At age 8, she began learning to cook and enjoyed helping out her busy mom by preparing meals.
When she wanted to be a teen model for Chicago’s Marshall Fields department store, Hawkins made a nutrition discovery. She was told she needed to drop five pounds, and she learned an important lesson.
“Carbs (especially the white foods like bread and pasta) will sabotage, rather than support, anyone trying to maintain a healthy weight,” she says.
That knowledge became a foundation of her cooking.
“The Atkins and Paleo diets work so well because you burn fat for fuel if you aren’t eating carbs,” she says.
Describing herself as “a political and news junkie,” Hawkins’ interest in activism evolved during childhood.
“You don’t grow up in Chicago without learning early on about ward politics,” she says.
She has been involved in numerous Nevada political campaigns, including fighting for the Equal Rights Amendment, the Campaign for Choice, and the recent Reno Women’s March on Washington in January. Volunteerism is a priority as well, and she’s helped many local nonprofits, including Habitat for Humanity and, currently, the group revitalizing the Nevada Shakespeare Co.

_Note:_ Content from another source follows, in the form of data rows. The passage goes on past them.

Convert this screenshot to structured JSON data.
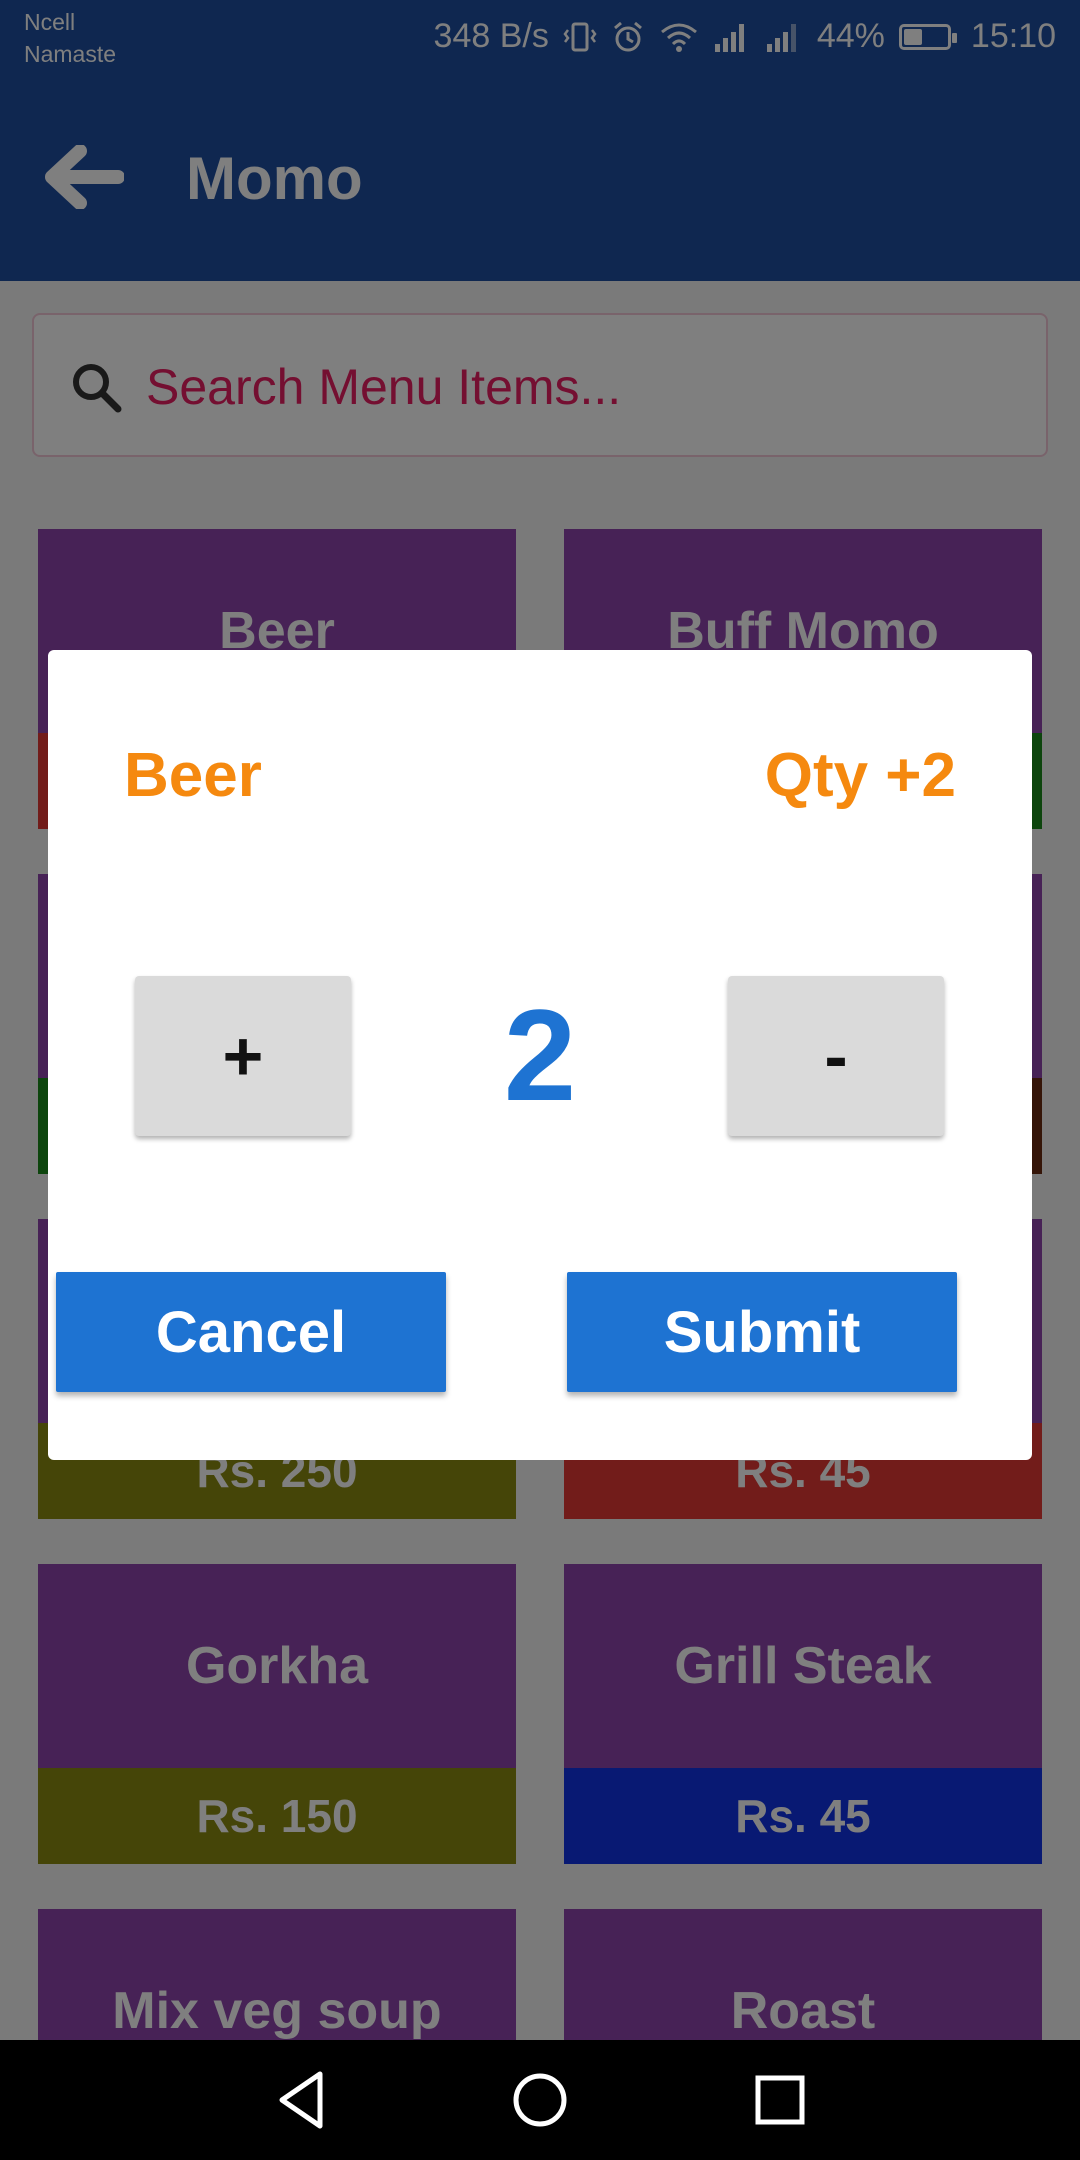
{
  "status_bar": {
    "carrier_line1": "Ncell",
    "carrier_line2": "Namaste",
    "net_speed": "348 B/s",
    "battery_percent": "44%",
    "battery_level": 0.44,
    "time": "15:10",
    "icons": [
      "vibrate-icon",
      "alarm-icon",
      "wifi-icon",
      "signal-icon",
      "signal-icon",
      "battery-icon"
    ]
  },
  "appbar": {
    "title": "Momo",
    "back_icon": "arrow-left-icon"
  },
  "search": {
    "placeholder": "Search Menu Items...",
    "icon": "search-icon"
  },
  "menu_items": [
    {
      "name": "Beer",
      "price": "",
      "price_color": "#e53935"
    },
    {
      "name": "Buff Momo",
      "price": "",
      "price_color": "#1b8a1b"
    },
    {
      "name": "",
      "price": "",
      "price_color": "#1b8a1b"
    },
    {
      "name": "",
      "price": "",
      "price_color": "#6b2a10"
    },
    {
      "name": "",
      "price": "Rs. 250",
      "price_color": "#8a8a10"
    },
    {
      "name": "",
      "price": "Rs. 45",
      "price_color": "#e53935"
    },
    {
      "name": "Gorkha",
      "price": "Rs. 150",
      "price_color": "#8a8a10"
    },
    {
      "name": "Grill Steak",
      "price": "Rs. 45",
      "price_color": "#1032e6"
    },
    {
      "name": "Mix veg soup",
      "price": "",
      "price_color": "#8e44ad"
    },
    {
      "name": "Roast",
      "price": "",
      "price_color": "#8e44ad"
    }
  ],
  "dialog": {
    "item_name": "Beer",
    "qty_label": "Qty +2",
    "plus_label": "+",
    "minus_label": "-",
    "quantity": "2",
    "cancel_label": "Cancel",
    "submit_label": "Submit"
  },
  "navbar": {
    "icons": [
      "back-triangle-icon",
      "home-circle-icon",
      "recents-square-icon"
    ]
  },
  "colors": {
    "primary": "#1f4fa1",
    "accent_orange": "#f5890f",
    "button_blue": "#1e73d2",
    "tile_purple": "#8e44ad",
    "search_text": "#e91e63"
  }
}
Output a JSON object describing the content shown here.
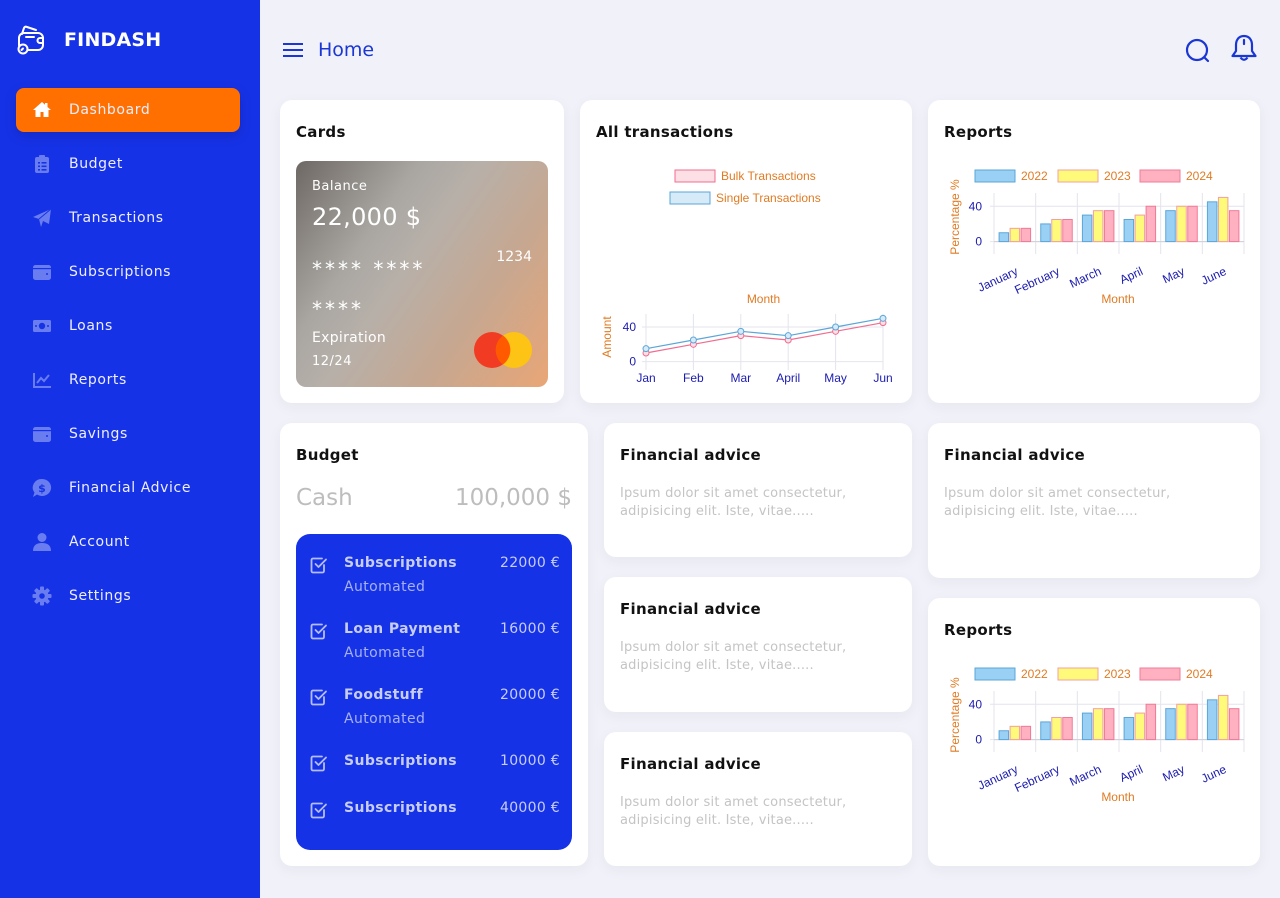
{
  "app": {
    "name": "FINDASH"
  },
  "sidebar": {
    "items": [
      {
        "label": "Dashboard",
        "icon": "home-icon",
        "active": true
      },
      {
        "label": "Budget",
        "icon": "clipboard-list-icon"
      },
      {
        "label": "Transactions",
        "icon": "paper-plane-icon"
      },
      {
        "label": "Subscriptions",
        "icon": "wallet-icon"
      },
      {
        "label": "Loans",
        "icon": "money-bill-icon"
      },
      {
        "label": "Reports",
        "icon": "chart-line-icon"
      },
      {
        "label": "Savings",
        "icon": "wallet-icon"
      },
      {
        "label": "Financial Advice",
        "icon": "comment-dollar-icon"
      },
      {
        "label": "Account",
        "icon": "user-icon"
      },
      {
        "label": "Settings",
        "icon": "gear-icon"
      }
    ]
  },
  "header": {
    "title": "Home",
    "menu_icon": "hamburger-menu-icon",
    "search_icon": "search-icon",
    "bell_icon": "bell-icon"
  },
  "colors": {
    "sidebar": "#1632e6",
    "accent": "#ff7000",
    "background": "#f1f1f9"
  },
  "cards": {
    "title": "Cards",
    "card": {
      "balance_label": "Balance",
      "balance": "22,000 $",
      "number_masked": "**** **** ****",
      "last_digits": "1234",
      "expiration_label": "Expiration",
      "expiration": "12/24",
      "brand_icon": "mastercard-icon"
    }
  },
  "transactions_card": {
    "title": "All transactions"
  },
  "reports_card": {
    "title": "Reports"
  },
  "reports_card_2": {
    "title": "Reports"
  },
  "budget": {
    "title": "Budget",
    "cash_label": "Cash",
    "cash_value": "100,000 $",
    "items": [
      {
        "name": "Subscriptions",
        "amount": "22000 €",
        "status": "Automated"
      },
      {
        "name": "Loan Payment",
        "amount": "16000 €",
        "status": "Automated"
      },
      {
        "name": "Foodstuff",
        "amount": "20000 €",
        "status": "Automated"
      },
      {
        "name": "Subscriptions",
        "amount": "10000 €",
        "status": ""
      },
      {
        "name": "Subscriptions",
        "amount": "40000 €",
        "status": ""
      }
    ]
  },
  "advice": [
    {
      "title": "Financial advice",
      "text": "Ipsum dolor sit amet consectetur, adipisicing elit. Iste, vitae....."
    },
    {
      "title": "Financial advice",
      "text": "Ipsum dolor sit amet consectetur, adipisicing elit. Iste, vitae....."
    },
    {
      "title": "Financial advice",
      "text": "Ipsum dolor sit amet consectetur, adipisicing elit. Iste, vitae....."
    },
    {
      "title": "Financial advice",
      "text": "Ipsum dolor sit amet consectetur, adipisicing elit. Iste, vitae....."
    }
  ],
  "chart_data": [
    {
      "id": "transactions",
      "type": "line",
      "title": "All transactions",
      "categories": [
        "Jan",
        "Feb",
        "Mar",
        "April",
        "May",
        "Jun"
      ],
      "series": [
        {
          "name": "Bulk Transactions",
          "values": [
            10,
            20,
            30,
            25,
            35,
            45
          ],
          "color": "#f06d8f",
          "fill": "#fde0e6"
        },
        {
          "name": "Single Transactions",
          "values": [
            15,
            25,
            35,
            30,
            40,
            50
          ],
          "color": "#5aa6d8",
          "fill": "#d6eaf8"
        }
      ],
      "xlabel": "Month",
      "ylabel": "Amount",
      "yticks": [
        0,
        40
      ],
      "ylim": [
        -5,
        55
      ],
      "legend": "top",
      "grid": true
    },
    {
      "id": "reports",
      "type": "bar",
      "title": "Reports",
      "categories": [
        "January",
        "February",
        "March",
        "April",
        "May",
        "June"
      ],
      "series": [
        {
          "name": "2022",
          "values": [
            10,
            20,
            30,
            25,
            35,
            45
          ],
          "color": "#5aa6d8",
          "fill": "#9bd0f5"
        },
        {
          "name": "2023",
          "values": [
            15,
            25,
            35,
            30,
            40,
            50
          ],
          "color": "#f3a0a0",
          "fill": "#fffa7a"
        },
        {
          "name": "2024",
          "values": [
            15,
            25,
            35,
            40,
            40,
            35
          ],
          "color": "#f07a95",
          "fill": "#ffb1c1"
        }
      ],
      "xlabel": "Month",
      "ylabel": "Percentage %",
      "yticks": [
        0,
        40
      ],
      "ylim": [
        -5,
        55
      ],
      "legend": "top",
      "grid": true
    }
  ]
}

When she’s not hard at work helping the community, the busy activist takes great pleasure in adapting recipes to make them as healthy as possible. She makes her own spice blends to pump up flavor and saves seeds from chiles to spice up vegetables. She says the key to healthy eating is a little imagination and ingenuity.
“Dust chicken with almond flour and bake it in the oven, instead of frying it,” she suggests. “And fresh ginger or a squeeze of lemon makes anything sparkle.”
After spending time with Hawkins, it’s clear a meal with her is a treat for the palate, body, and spirit.
Susan Ditz is a freelance writer from Minden who is a lifelong learner and always intrigued by the opportunity to expand her own culinary capabilities.
Nevada Diabetes Association
18 Stewart St., Reno • 775-856-3839 • Diabetesnv.org
Miso-Marinated Black Cod
(courtesy of Mylan Hawkins. Serves 4)
¼ cup sake
¼ cup mirin (Japanese sweet rice wine, similar to sake)
4 tablespoons white miso paste
3 tablespoons maple syrup
4 black cod filets, about ½ pound each
Whisk miso paste, sake, and mirin together to make marinade, 2 to 3 days — or at least 2 hours — before (or shake together in a self-sealing plastic food storage bag). When miso has dissolved completely, add maple syrup. Pat black cod filets thoroughly dry with paper towels. Place fish in bag or bowl with marinade and let sit in refrigerator for at least two hours or up to three days.
Preheat oven to 400 degrees F. Heat ovenproof skillet over high heat on stovetop. Lightly wipe off excess miso clinging to filets, but don’t rinse. Film pan with small amount of oil, then place fish skin side up in pan and cook until bottom of fish browns and blackens in spots, about 3 minutes. Flip and continue cooking until other side browns, about 2 to 3 minutes. Transfer to oven and bake 5 to 10 minutes, until fish is opaque and flakes easily.
Hawkins suggests serving with black rice and lightly braised baby bok choy or steamed spinach with sesame dressing. Or, for low-carb meal, replace rice with cauliflower rice.